Start of Block
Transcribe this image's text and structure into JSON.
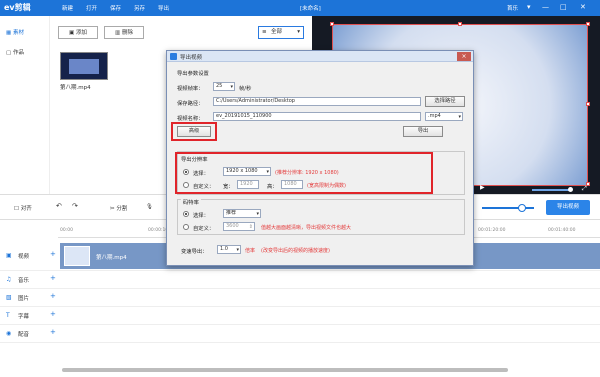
{
  "app": {
    "logo": "ev剪辑",
    "menu": [
      "新建",
      "打开",
      "保存",
      "另存",
      "导出"
    ],
    "document_title": "[未命名]",
    "user": "首乐",
    "window_controls": [
      "▾",
      "—",
      "□",
      "✕"
    ]
  },
  "left_rail": {
    "items": [
      {
        "label": "素材",
        "active": true
      },
      {
        "label": "作品",
        "active": false
      }
    ]
  },
  "media": {
    "add_label": "添加",
    "delete_label": "删除",
    "filter_selected": "全部",
    "clip_name": "第八期.mp4"
  },
  "toolbar": {
    "align_label": "对齐",
    "split_label": "分割",
    "export_label": "导出视频"
  },
  "timeline": {
    "ticks": [
      "00:00",
      "00:00:10:00",
      "00:01:20:00",
      "00:01:40:00"
    ],
    "tracks": [
      "视频",
      "音乐",
      "图片",
      "字幕",
      "配音"
    ],
    "clip_label": "第八期.mp4"
  },
  "dialog": {
    "title": "导出视频",
    "section_params": "导出参数设置",
    "fps_label": "视频帧率：",
    "fps_value": "25",
    "fps_unit": "帧/秒",
    "path_label": "保存路径：",
    "path_value": "C:/Users/Administrator/Desktop",
    "choose_path_label": "选择路径",
    "name_label": "视频名称：",
    "name_value": "ev_20191015_110900",
    "format_value": ".mp4",
    "advanced_label": "高级",
    "export_label": "导出",
    "resolution": {
      "title": "导出分辨率",
      "select_label": "选择：",
      "select_value": "1920 x 1080",
      "recommend_note": "(推荐分辨率: 1920 x 1080)",
      "custom_label": "自定义：",
      "width_label": "宽：",
      "width_value": "1920",
      "height_label": "高：",
      "height_value": "1080",
      "custom_note": "(宽高限制为偶数)"
    },
    "bitrate": {
      "title": "码特率",
      "select_label": "选择：",
      "select_value": "推荐",
      "custom_label": "自定义：",
      "custom_value": "3600",
      "note": "值越大画面越清晰，导出视频文件也越大"
    },
    "speed": {
      "label": "变速导出：",
      "value": "1.0",
      "unit": "倍率",
      "note": "(改变导出后的视频的播放速度)"
    }
  },
  "colors": {
    "brand": "#1d74d8",
    "highlight": "#e0242a"
  }
}
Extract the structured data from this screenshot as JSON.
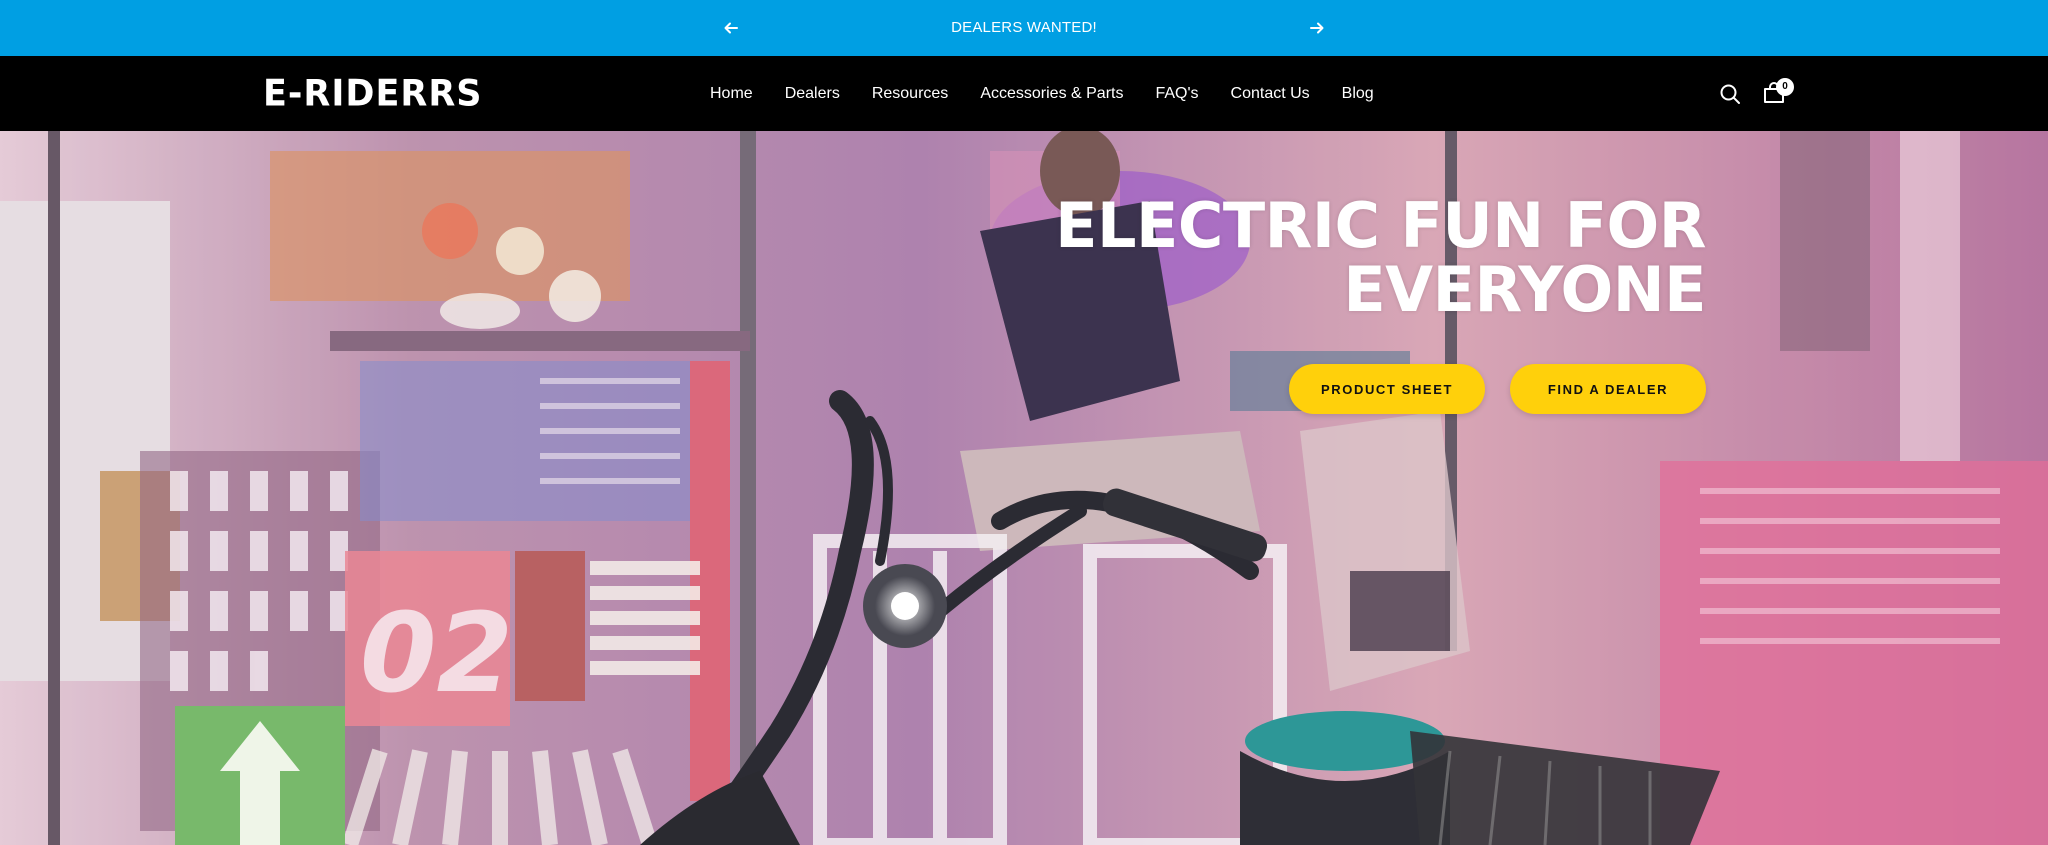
{
  "announcement": {
    "message": "DEALERS WANTED!",
    "prev_icon": "arrow-left-icon",
    "next_icon": "arrow-right-icon",
    "background": "#009fe3"
  },
  "header": {
    "logo_text": "E-RIDERRS",
    "nav": [
      {
        "label": "Home"
      },
      {
        "label": "Dealers"
      },
      {
        "label": "Resources"
      },
      {
        "label": "Accessories & Parts"
      },
      {
        "label": "FAQ's"
      },
      {
        "label": "Contact Us"
      },
      {
        "label": "Blog"
      }
    ],
    "search_icon": "search-icon",
    "cart_icon": "cart-icon",
    "cart_count": "0"
  },
  "hero": {
    "title_line1": "ELECTRIC FUN FOR",
    "title_line2": "EVERYONE",
    "buttons": [
      {
        "label": "PRODUCT SHEET"
      },
      {
        "label": "FIND A DEALER"
      }
    ],
    "button_color": "#ffd00b",
    "image": "neon-scooter-arcade-photo"
  }
}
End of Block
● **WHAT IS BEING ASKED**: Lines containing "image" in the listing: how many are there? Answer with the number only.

● **YOUR SOLUTION**: 2